The second option is a detached signature, in which the Binary Resource is digitally signed and saved as a new DocumentReference. This option results in two DocumentReferences where one DocumentReference has the content and the other contains the digital signature. The DocumentReference with the signature uses DocumentReference.relatesTo.code were the code is signs and DocumentReference.relatesTo.target points to the DocumentReference that contains the content. The detached signature option supports FHIR Document Bundle, CDA, pdf, and mp3 content.

The final option uses an enveloped signature. In this option, the content is wrapped in a FHIR Bundle in a JSON object and then encoded to binary. The binary is then signed using JSON Web Signature. The enveloped signature described only allows for signing of JSON files.

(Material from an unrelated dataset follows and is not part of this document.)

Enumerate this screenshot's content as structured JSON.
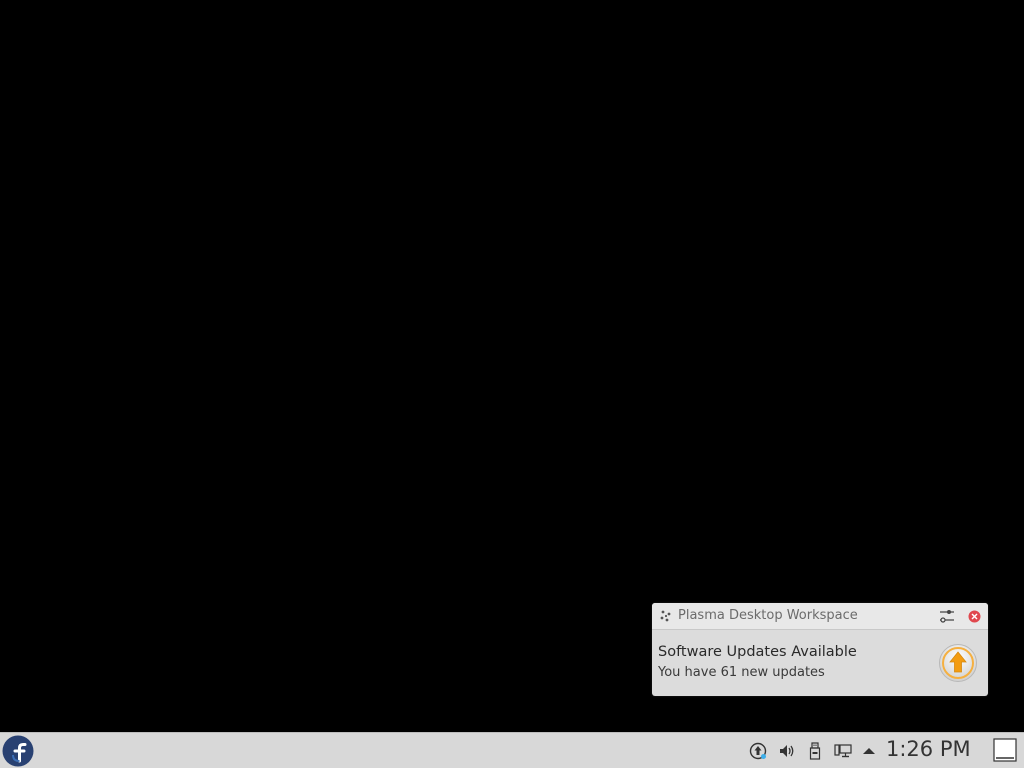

Digital Signatures for Advance Directive Interoperability

If digital signatures are supported, the method of signatures this guide specifies is the detached signature. The detached signature approach provides the greatest flexibility of document type support (does not have to be a JSON or even a FHIR encoded document) and enables the ability for clients that do not support or require digital signatures to retrieve and use the data unhampered. The detached signature approach is also aligned with the design and workflows of major US health information networks. Systems claiming conformance to this guide that support digital signatures SHALL support the detached signature stored in a separate Binary resource and referenced by a DocumentReference resource as described below.

For the detached signature, the digital signature is saved in a Binary resource and pointed to from an additional DocumentReference resource in the DocumentReference.content.attachment.url. This signature DocumentReference links to the advance directive document DocumentReference using DocumentReference.relatesTo.target and the code signs is used in the DocumentReference.relatesTo.code field to identify how this DocumentReference resource relates to the target.

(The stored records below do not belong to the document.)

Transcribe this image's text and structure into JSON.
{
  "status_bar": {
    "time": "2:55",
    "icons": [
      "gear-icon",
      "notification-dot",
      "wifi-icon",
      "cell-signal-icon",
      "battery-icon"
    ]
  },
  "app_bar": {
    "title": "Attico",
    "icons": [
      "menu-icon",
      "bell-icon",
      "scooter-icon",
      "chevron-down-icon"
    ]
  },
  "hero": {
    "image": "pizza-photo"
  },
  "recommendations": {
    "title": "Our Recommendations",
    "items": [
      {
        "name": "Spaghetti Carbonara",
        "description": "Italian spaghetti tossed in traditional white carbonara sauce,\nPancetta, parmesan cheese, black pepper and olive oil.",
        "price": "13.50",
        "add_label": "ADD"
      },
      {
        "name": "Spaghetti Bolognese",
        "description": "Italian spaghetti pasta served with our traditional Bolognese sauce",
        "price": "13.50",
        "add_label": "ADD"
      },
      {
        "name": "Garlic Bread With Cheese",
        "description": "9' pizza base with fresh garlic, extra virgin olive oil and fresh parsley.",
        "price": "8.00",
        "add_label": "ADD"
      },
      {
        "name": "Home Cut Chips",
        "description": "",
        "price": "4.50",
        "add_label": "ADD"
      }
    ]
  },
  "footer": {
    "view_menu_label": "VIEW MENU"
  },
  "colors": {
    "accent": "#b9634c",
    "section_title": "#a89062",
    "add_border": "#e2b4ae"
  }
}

The cryptographic digital signature is included in the DocumentReference.content as an attachment. The mimeType for the digital signature is Content.attachment.contentType.application/jws for json signature and Content.attachment.contentType.xml-signature” for xml signature. The details of the cryptographic digital signature SHALL be a referenced Binary Resource using url. Below is an example of detached digital signature with the cryptographic digital signature referenced using Binary Resource.

Digital Signature Reference Example

Replacing Documents

At some point it may be necessary for an advance directive document to be replaced or deprecated. The situations and conditions in which a document is replaced or deprecated is dependent on jurisdictional requirements as well as the intent and interests of the actors involved. When a document is replaced or deprecated is beyond the scope of this guide, however, this guide does specify requirements that need to be supported in the event documents need to be replaced or deprecated.

Document replacement

When a document is to be replaced, a new DocumentReference is created. The new document points “backwards” to the documentReference it is replacing through the DocumentReference.relatesTo.target and a DocumentReference.relatesTo.code with a value of replaces. The original document then should be marked as replaced by updating the DocumentReference.status to the code superseded. Ideally the DocumentReference being replaced and the replacing DocumentReference will have matching business identifiers (DocumentReference.identifier) to enable direct searching across multiple versions.

Documents can be deprecated through a document replacement that includes a new version indicating that the document is deprecated or otherwise no longer in force.